Perhaps Quine doesn't consider your rules rules of passage per se in that what you end up with isn't an equivalence with a (possibly different) quantifier that has passed inside--it's not a simple rule that just involves merely "passing" the quantifier inside and then maybe changing the quantifier (while leaving the logical operator alone). It is a very well-known theorem that every first-order formula (even equivalences) is equivalent to one in prenex normal form; as for the reverse direction, well, I have seen less arguments needing to go that direction. I must admit your rule (2)

Quote:2. Ex(Fx <-> p) <-> ((AxFx -> p) & (p -> ExFx)).

though right is not something I recall seeing or thinking about before; it is interesting enough that perhaps it should be taught more.
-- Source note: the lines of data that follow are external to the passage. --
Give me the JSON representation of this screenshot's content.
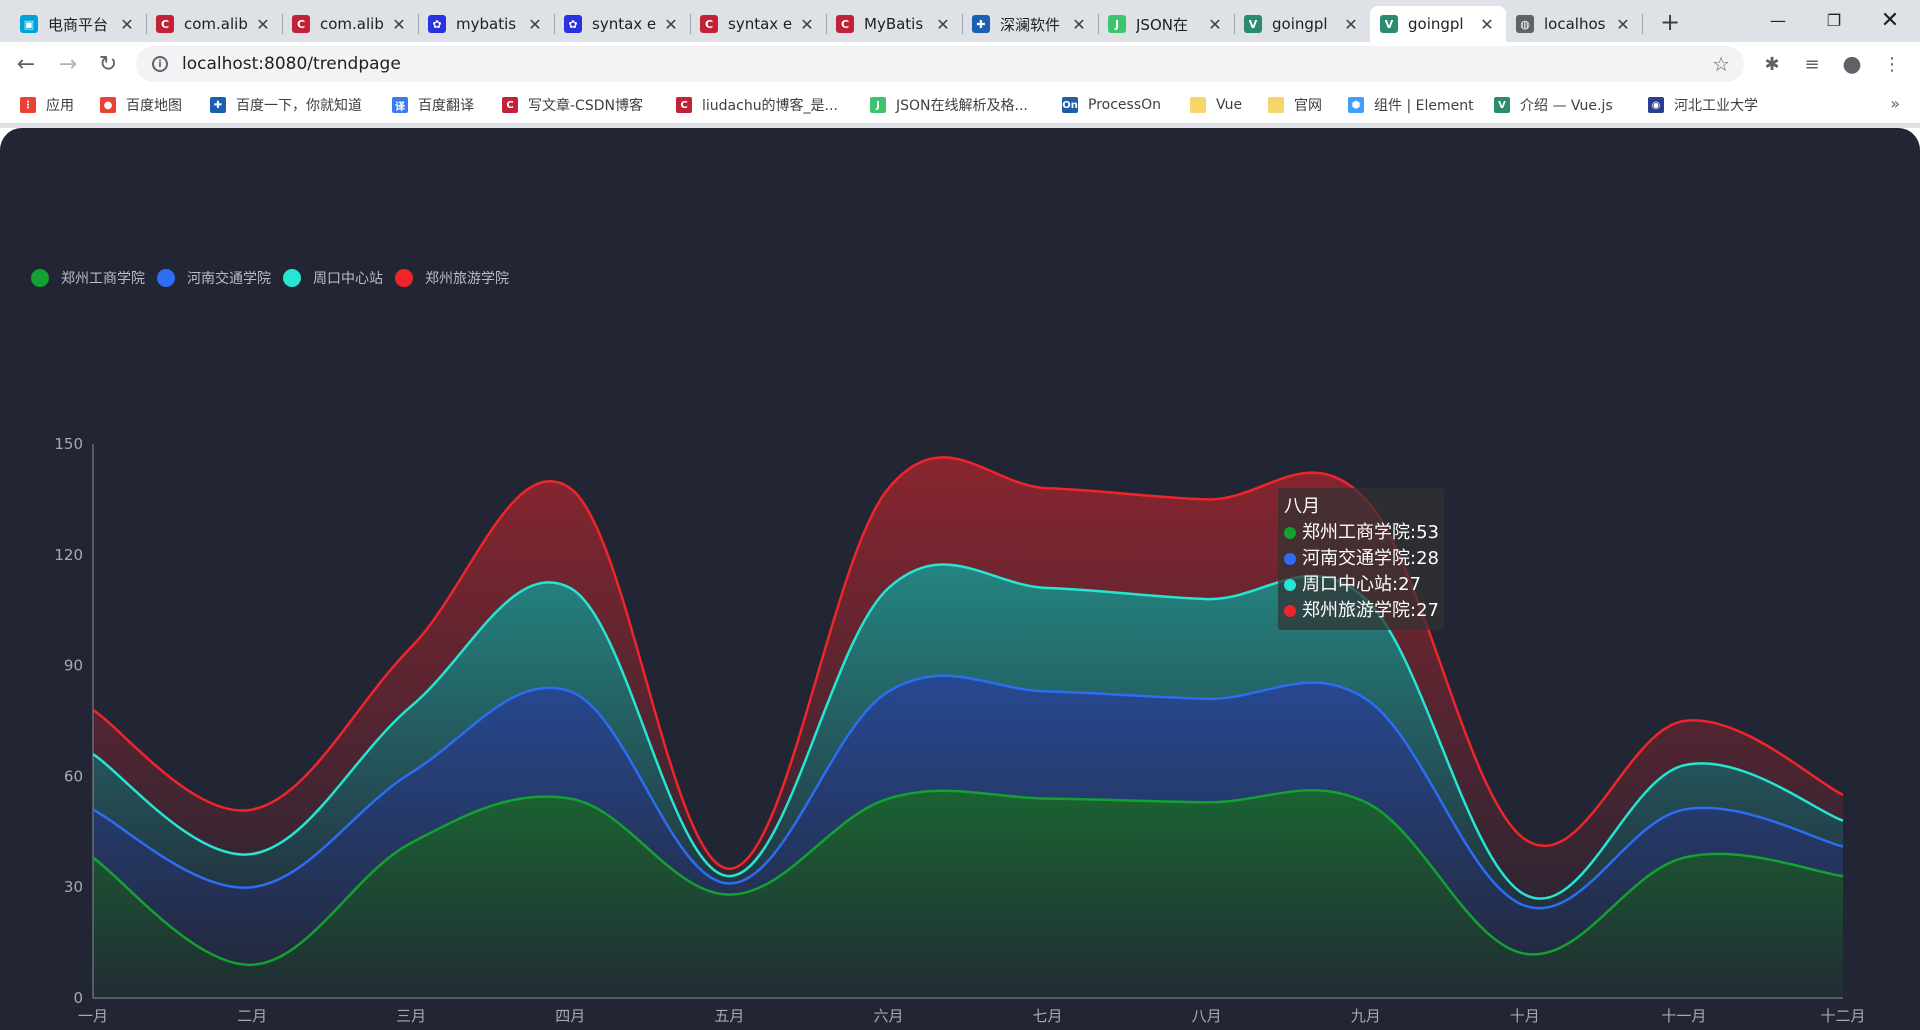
{
  "browser": {
    "tabs": [
      {
        "title": "电商平台",
        "favicon": "bilibili-icon",
        "color": "#00a1d6",
        "glyph": "▣"
      },
      {
        "title": "com.alib",
        "favicon": "csdn-icon",
        "color": "#c32136",
        "glyph": "C"
      },
      {
        "title": "com.alib",
        "favicon": "csdn-icon",
        "color": "#c32136",
        "glyph": "C"
      },
      {
        "title": "mybatis",
        "favicon": "baidu-icon",
        "color": "#2932e1",
        "glyph": "✿"
      },
      {
        "title": "syntax e",
        "favicon": "baidu-icon",
        "color": "#2932e1",
        "glyph": "✿"
      },
      {
        "title": "syntax e",
        "favicon": "csdn-icon",
        "color": "#c32136",
        "glyph": "C"
      },
      {
        "title": "MyBatis",
        "favicon": "csdn-icon",
        "color": "#c32136",
        "glyph": "C"
      },
      {
        "title": "深澜软件",
        "favicon": "shenlan-icon",
        "color": "#1a5fb4",
        "glyph": "✚"
      },
      {
        "title": "JSON在",
        "favicon": "json-icon",
        "color": "#3ec46d",
        "glyph": "J"
      },
      {
        "title": "goingpl",
        "favicon": "vue-icon",
        "color": "#2a8b6f",
        "glyph": "V"
      },
      {
        "title": "goingpl",
        "favicon": "vue-icon",
        "color": "#2a8b6f",
        "glyph": "V",
        "active": true
      },
      {
        "title": "localhos",
        "favicon": "globe-icon",
        "color": "#5f6368",
        "glyph": "◍"
      }
    ],
    "url": "localhost:8080/trendpage",
    "bookmarks": [
      {
        "label": "应用",
        "favicon": "apps-grid-icon",
        "color": "#e94235",
        "glyph": "⋮"
      },
      {
        "label": "百度地图",
        "favicon": "map-pin-icon",
        "color": "#e94235",
        "glyph": "●"
      },
      {
        "label": "百度一下，你就知道",
        "favicon": "shenlan-icon",
        "color": "#1a5fb4",
        "glyph": "✚"
      },
      {
        "label": "百度翻译",
        "favicon": "translate-icon",
        "color": "#3a7cf0",
        "glyph": "译"
      },
      {
        "label": "写文章-CSDN博客",
        "favicon": "csdn-icon",
        "color": "#c32136",
        "glyph": "C"
      },
      {
        "label": "liudachu的博客_是...",
        "favicon": "csdn-icon",
        "color": "#c32136",
        "glyph": "C"
      },
      {
        "label": "JSON在线解析及格...",
        "favicon": "json-icon",
        "color": "#3ec46d",
        "glyph": "J"
      },
      {
        "label": "ProcessOn",
        "favicon": "processon-icon",
        "color": "#1e5fa8",
        "glyph": "On"
      },
      {
        "label": "Vue",
        "favicon": "folder-icon",
        "color": "#f6d56a",
        "glyph": ""
      },
      {
        "label": "官网",
        "favicon": "folder-icon",
        "color": "#f6d56a",
        "glyph": ""
      },
      {
        "label": "组件 | Element",
        "favicon": "element-icon",
        "color": "#409eff",
        "glyph": "⬢"
      },
      {
        "label": "介绍 — Vue.js",
        "favicon": "vue-icon",
        "color": "#2a8b6f",
        "glyph": "V"
      },
      {
        "label": "河北工业大学",
        "favicon": "university-seal-icon",
        "color": "#2c3e8f",
        "glyph": "◉"
      }
    ]
  },
  "chart_data": {
    "type": "area",
    "stacked": true,
    "smooth": true,
    "categories": [
      "一月",
      "二月",
      "三月",
      "四月",
      "五月",
      "六月",
      "七月",
      "八月",
      "九月",
      "十月",
      "十一月",
      "十二月"
    ],
    "series": [
      {
        "name": "郑州工商学院",
        "color": "#13a132",
        "values": [
          38,
          9,
          42,
          54,
          28,
          54,
          54,
          53,
          53,
          12,
          38,
          33
        ]
      },
      {
        "name": "河南交通学院",
        "color": "#2c6df2",
        "values": [
          13,
          21,
          19,
          29,
          3,
          29,
          29,
          28,
          28,
          13,
          13,
          8
        ]
      },
      {
        "name": "周口中心站",
        "color": "#27e5d0",
        "values": [
          15,
          9,
          18,
          28,
          2,
          28,
          28,
          27,
          27,
          3,
          12,
          7
        ]
      },
      {
        "name": "郑州旅游学院",
        "color": "#f0252a",
        "values": [
          12,
          12,
          16,
          27,
          2,
          27,
          27,
          27,
          27,
          15,
          12,
          7
        ]
      }
    ],
    "ylim": [
      0,
      150
    ],
    "yticks": [
      0,
      30,
      60,
      90,
      120,
      150
    ],
    "legend_position": "top-left",
    "tooltip": {
      "title": "八月",
      "items": [
        {
          "name": "郑州工商学院",
          "value": 53
        },
        {
          "name": "河南交通学院",
          "value": 28
        },
        {
          "name": "周口中心站",
          "value": 27
        },
        {
          "name": "郑州旅游学院",
          "value": 27
        }
      ]
    }
  }
}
If one were interested in a formula with no quantifier binding more than one instance of a variable, and wanted to get an equivalent formula with all the quantifiers pushed in next to the function symbol involving that variable, your rules would be useful, showing the method would work even with formulas involving equivalences.

Let "<" denote "entails" (or implication if you don't know the difference), "\x/" denote "exists an x" and "/x\" denote "for all x". An interesting observation about the prenex rules (the phrase "rules of passage" annoys me) for implication concerns B -> \x/ C < \x/ (B -> C) and /x\ B -> C < \x/(B -> C). Breaking the implication prenex rules into their eight separate parts, these two parts are the only difficult ones to prove (assuming reasonable axioms of logic chosen to make the axioms of logic analogous to the natural ones of a lattice), requiring one to consider exactly what truth values there are, and yet they are the only parts that hold regardless of what formulas are substituted for B and C--no need to worry in these two parts about what variables are free where, etc.

Since the forward part of your rule (2) is trivial, what you did that was interesting (the backwards direction of your rule (2)) was to combine the two interesting parts of the prenex rules for implication into one rule; but maybe it isn't so great after all since unlike the two interesting parts, it really needs p to not involve x. E.g., if Fx is x = 0, then changing p to ~ x = 0 makes rule fail.